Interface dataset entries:
━━━━━━━━━━━━━━━━━━━━━━━━━━━━━━

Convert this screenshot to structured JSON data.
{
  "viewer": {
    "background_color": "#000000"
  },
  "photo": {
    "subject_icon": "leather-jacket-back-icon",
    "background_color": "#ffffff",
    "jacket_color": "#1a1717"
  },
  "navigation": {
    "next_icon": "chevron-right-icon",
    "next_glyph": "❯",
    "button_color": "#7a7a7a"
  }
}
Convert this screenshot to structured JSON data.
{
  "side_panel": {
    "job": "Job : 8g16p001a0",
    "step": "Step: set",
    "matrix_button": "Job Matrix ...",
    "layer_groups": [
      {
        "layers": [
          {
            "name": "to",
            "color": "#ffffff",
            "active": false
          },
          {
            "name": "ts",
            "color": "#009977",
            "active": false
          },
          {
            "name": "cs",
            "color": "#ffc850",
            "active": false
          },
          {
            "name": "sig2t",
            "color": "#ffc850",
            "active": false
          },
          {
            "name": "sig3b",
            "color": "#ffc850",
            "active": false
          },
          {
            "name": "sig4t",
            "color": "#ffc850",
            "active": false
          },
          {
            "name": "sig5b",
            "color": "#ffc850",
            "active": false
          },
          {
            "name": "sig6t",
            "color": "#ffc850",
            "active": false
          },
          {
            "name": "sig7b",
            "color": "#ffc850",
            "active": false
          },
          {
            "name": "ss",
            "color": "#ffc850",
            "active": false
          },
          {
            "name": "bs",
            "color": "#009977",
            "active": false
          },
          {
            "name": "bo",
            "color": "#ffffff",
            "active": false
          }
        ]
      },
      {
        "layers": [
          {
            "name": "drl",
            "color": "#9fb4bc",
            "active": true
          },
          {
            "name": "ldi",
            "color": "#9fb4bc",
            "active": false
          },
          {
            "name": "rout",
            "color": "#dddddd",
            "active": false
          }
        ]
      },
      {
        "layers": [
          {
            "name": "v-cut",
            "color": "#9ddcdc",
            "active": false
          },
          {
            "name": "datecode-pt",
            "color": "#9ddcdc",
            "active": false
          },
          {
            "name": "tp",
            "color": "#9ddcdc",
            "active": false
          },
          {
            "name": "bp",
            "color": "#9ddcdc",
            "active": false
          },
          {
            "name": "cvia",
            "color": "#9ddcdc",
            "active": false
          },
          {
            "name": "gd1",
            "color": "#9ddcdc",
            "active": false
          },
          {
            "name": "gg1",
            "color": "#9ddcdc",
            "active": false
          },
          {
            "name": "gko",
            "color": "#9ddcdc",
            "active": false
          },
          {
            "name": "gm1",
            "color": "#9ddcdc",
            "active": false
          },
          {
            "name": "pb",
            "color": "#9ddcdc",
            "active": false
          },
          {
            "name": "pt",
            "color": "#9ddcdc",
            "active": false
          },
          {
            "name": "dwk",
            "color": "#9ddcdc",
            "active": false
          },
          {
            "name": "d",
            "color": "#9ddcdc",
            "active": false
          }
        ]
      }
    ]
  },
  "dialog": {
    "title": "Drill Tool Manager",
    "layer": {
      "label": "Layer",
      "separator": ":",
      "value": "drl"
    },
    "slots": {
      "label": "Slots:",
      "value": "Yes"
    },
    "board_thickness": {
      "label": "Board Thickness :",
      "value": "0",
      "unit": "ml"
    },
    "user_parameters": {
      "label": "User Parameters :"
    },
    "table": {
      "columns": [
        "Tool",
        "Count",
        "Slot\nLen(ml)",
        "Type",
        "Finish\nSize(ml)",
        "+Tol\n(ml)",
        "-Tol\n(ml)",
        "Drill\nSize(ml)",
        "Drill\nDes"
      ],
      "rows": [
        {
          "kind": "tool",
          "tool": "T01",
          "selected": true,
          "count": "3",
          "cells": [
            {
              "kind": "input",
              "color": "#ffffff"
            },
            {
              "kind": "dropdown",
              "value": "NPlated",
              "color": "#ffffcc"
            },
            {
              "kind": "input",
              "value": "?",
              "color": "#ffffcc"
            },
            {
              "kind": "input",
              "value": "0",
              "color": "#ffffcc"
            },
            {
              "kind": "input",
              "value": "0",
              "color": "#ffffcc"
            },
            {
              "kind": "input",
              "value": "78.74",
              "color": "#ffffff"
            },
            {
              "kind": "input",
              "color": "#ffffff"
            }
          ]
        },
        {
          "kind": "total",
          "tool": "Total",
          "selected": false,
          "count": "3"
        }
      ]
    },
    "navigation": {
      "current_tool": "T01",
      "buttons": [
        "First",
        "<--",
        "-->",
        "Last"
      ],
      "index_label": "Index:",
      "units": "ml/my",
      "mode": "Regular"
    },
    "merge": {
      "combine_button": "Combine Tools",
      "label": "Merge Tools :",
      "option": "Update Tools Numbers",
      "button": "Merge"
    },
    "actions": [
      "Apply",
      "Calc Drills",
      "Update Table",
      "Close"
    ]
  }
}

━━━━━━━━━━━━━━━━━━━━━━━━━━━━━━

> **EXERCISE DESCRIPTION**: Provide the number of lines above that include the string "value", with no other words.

> **RESULT**: 8